_What is expected:_
State the count of lines below in which the word "Carson" appears, and add nothing.

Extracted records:
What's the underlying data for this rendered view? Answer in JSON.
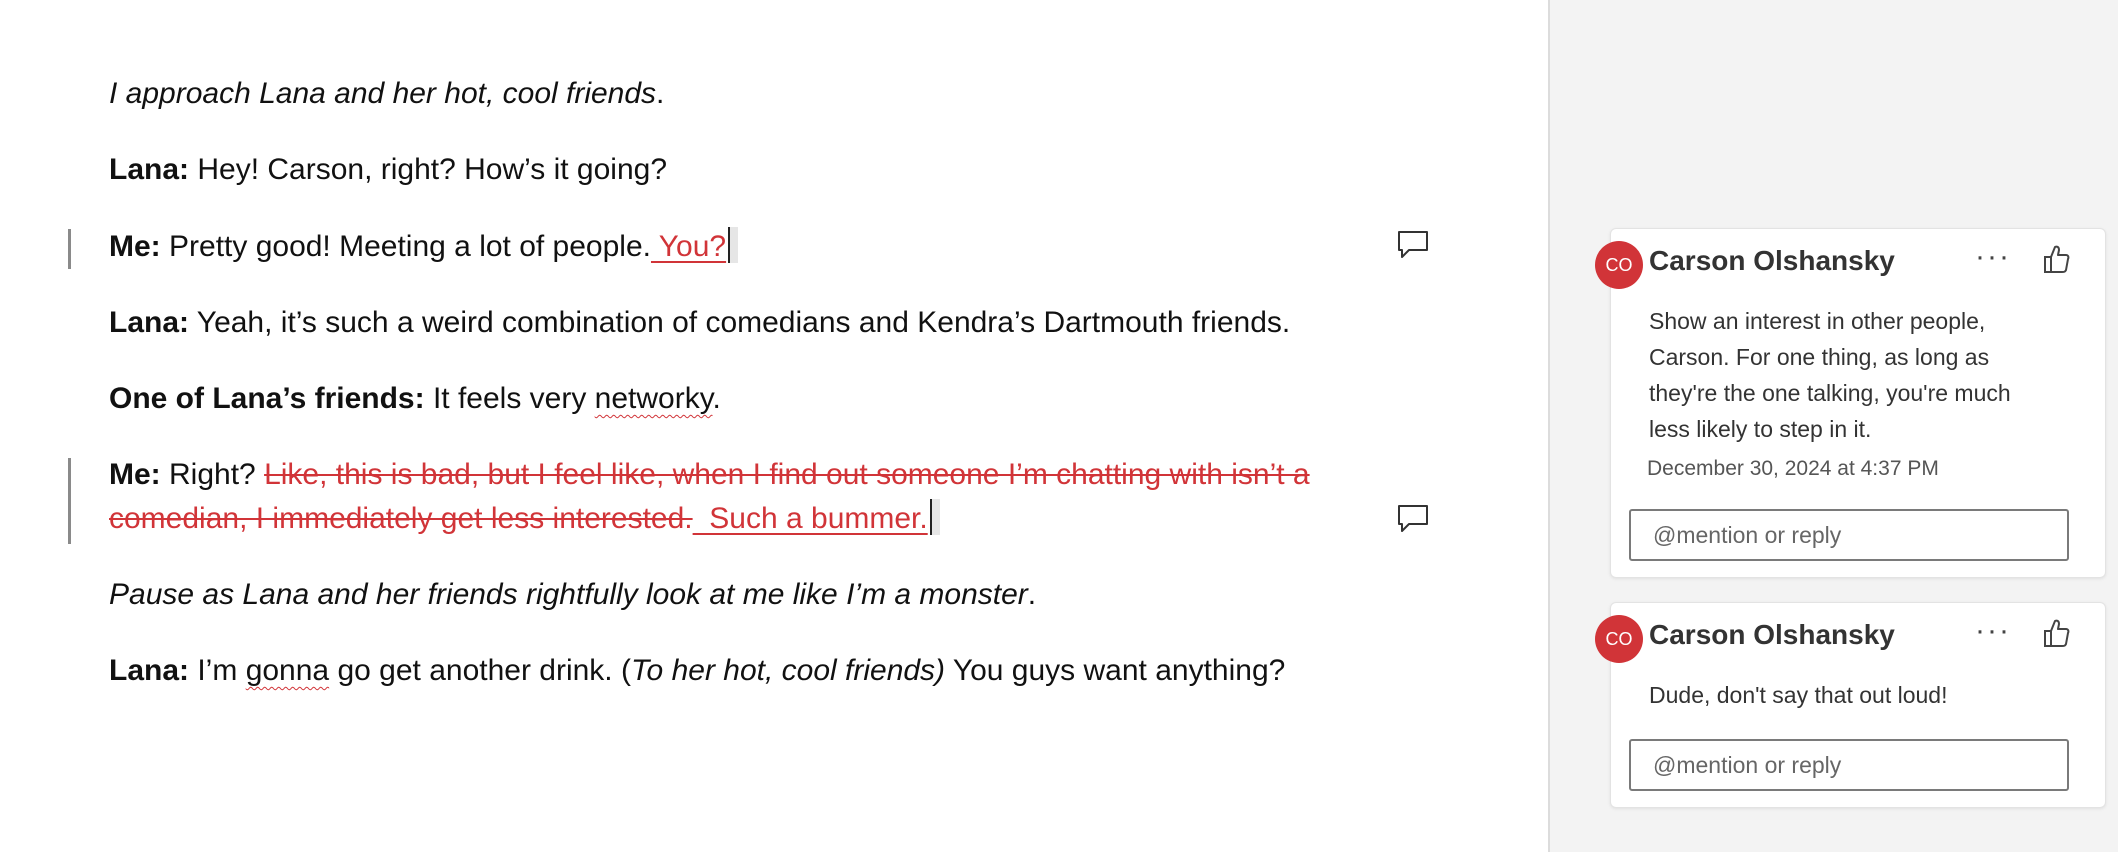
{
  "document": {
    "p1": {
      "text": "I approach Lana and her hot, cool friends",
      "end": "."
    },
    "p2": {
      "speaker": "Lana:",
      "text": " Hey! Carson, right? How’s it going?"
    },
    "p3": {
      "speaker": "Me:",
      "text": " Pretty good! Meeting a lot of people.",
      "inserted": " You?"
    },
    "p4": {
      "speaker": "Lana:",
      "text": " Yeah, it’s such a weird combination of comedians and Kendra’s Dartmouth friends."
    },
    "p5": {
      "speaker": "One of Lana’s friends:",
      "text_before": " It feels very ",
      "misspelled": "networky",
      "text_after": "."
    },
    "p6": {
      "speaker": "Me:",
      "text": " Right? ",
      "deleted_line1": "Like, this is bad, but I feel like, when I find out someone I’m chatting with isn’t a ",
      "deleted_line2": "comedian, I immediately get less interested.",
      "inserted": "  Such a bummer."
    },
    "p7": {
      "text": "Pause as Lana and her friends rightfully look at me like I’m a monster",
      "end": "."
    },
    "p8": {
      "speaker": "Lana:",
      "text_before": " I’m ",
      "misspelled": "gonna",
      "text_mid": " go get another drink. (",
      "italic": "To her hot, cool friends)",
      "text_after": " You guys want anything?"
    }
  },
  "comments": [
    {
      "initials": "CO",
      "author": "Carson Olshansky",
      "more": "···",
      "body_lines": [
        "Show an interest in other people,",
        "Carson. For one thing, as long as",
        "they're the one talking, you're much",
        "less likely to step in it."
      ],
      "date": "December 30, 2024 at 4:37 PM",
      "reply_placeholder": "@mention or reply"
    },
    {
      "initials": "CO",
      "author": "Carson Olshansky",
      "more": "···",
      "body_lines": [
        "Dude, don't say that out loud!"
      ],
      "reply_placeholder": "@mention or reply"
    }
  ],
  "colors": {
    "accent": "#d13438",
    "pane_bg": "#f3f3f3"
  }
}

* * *

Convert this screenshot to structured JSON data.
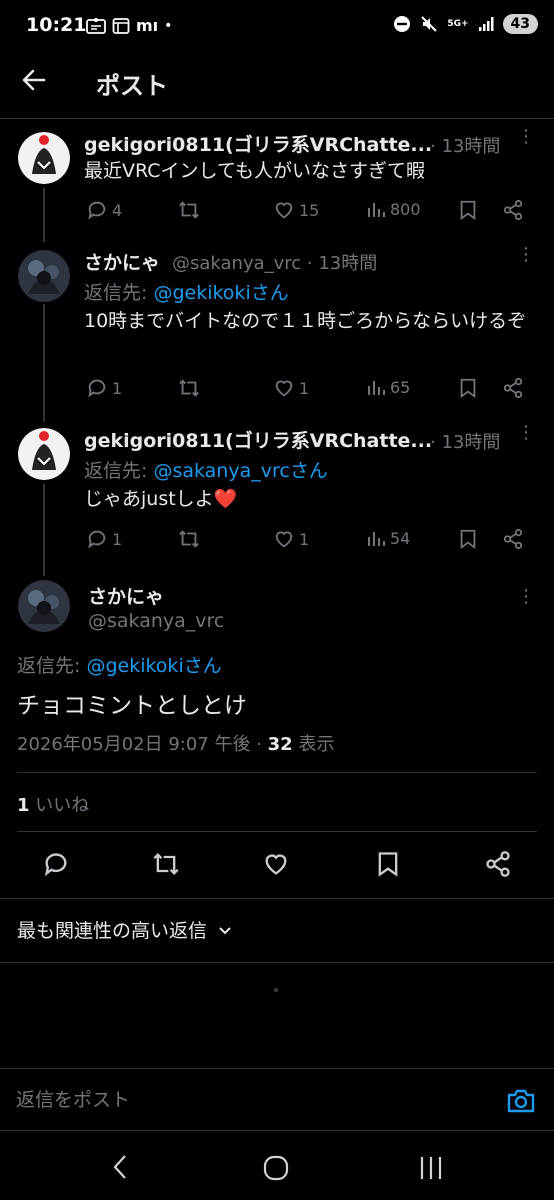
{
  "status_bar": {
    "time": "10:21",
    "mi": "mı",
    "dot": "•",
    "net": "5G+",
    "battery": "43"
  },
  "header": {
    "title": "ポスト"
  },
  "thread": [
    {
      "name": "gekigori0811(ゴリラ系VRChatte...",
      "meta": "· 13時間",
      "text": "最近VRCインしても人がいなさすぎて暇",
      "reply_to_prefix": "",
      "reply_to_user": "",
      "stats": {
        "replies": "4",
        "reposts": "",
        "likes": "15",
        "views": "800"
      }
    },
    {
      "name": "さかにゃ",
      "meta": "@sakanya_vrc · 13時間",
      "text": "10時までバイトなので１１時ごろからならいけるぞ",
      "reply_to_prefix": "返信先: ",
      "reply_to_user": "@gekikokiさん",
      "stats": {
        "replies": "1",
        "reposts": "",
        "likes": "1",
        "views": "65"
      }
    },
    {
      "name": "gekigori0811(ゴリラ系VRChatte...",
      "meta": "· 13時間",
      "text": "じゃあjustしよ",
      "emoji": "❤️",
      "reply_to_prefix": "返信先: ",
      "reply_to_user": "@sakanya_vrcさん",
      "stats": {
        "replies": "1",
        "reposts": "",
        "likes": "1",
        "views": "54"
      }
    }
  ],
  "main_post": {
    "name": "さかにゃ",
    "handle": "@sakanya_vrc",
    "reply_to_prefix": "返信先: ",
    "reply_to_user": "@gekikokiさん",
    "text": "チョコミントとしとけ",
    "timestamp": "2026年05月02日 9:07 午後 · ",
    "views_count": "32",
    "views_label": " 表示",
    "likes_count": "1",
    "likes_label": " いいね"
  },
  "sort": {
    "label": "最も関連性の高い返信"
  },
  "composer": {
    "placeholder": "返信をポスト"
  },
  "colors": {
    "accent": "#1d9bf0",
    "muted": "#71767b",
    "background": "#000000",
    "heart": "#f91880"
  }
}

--

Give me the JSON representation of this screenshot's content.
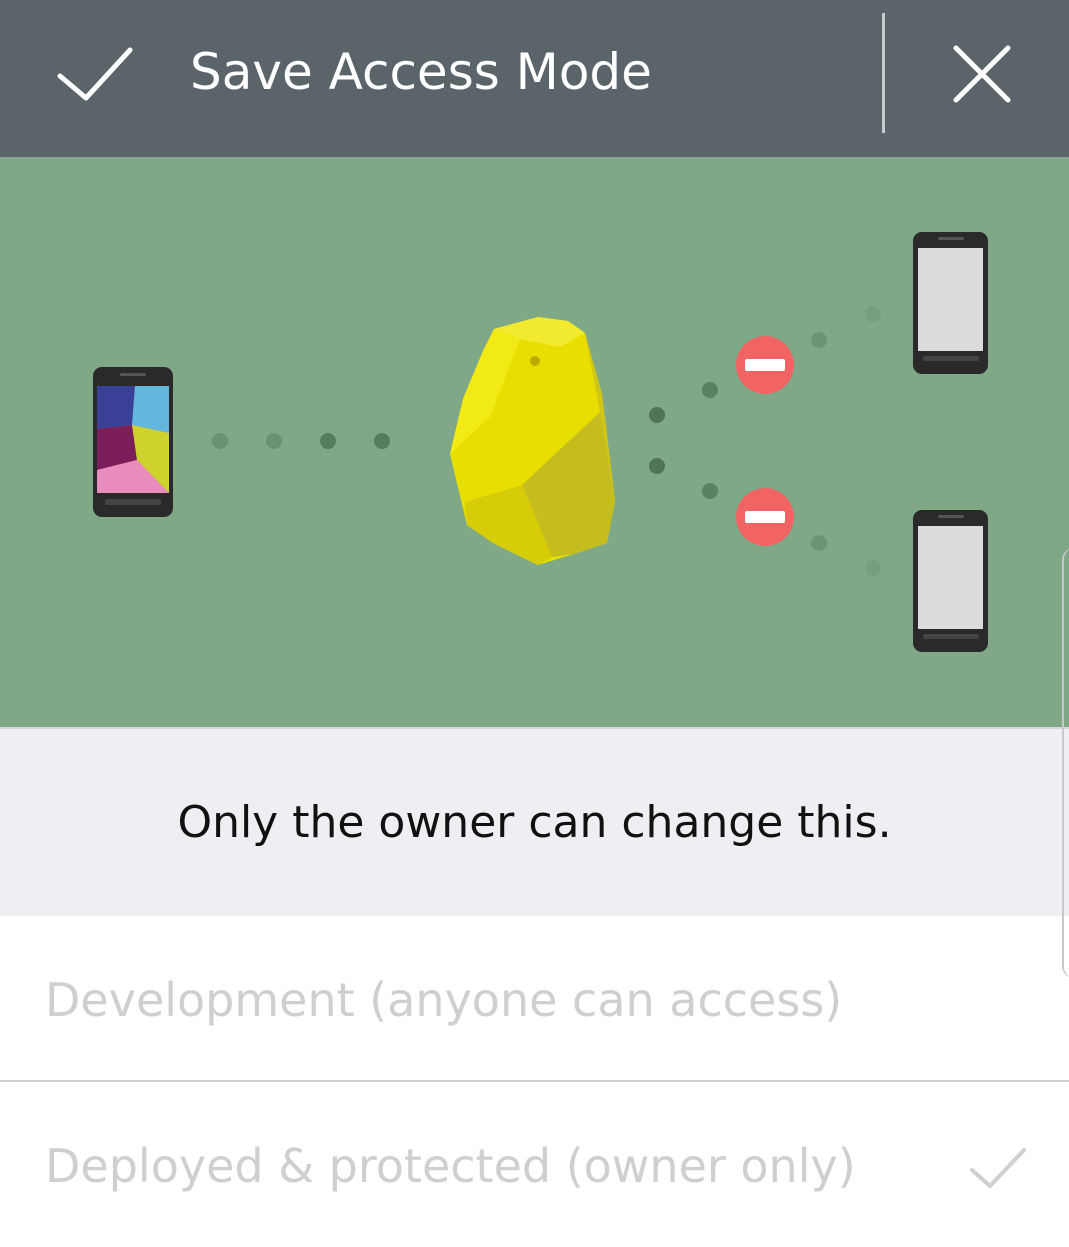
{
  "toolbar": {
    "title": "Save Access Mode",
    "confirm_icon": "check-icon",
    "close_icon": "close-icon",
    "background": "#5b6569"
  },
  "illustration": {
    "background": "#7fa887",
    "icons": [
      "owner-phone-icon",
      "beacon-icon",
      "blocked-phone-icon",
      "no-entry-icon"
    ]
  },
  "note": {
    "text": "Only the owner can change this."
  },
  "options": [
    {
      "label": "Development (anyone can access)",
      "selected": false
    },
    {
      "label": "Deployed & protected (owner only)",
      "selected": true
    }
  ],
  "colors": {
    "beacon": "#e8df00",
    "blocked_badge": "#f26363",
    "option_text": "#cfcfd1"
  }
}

_Response area:_
4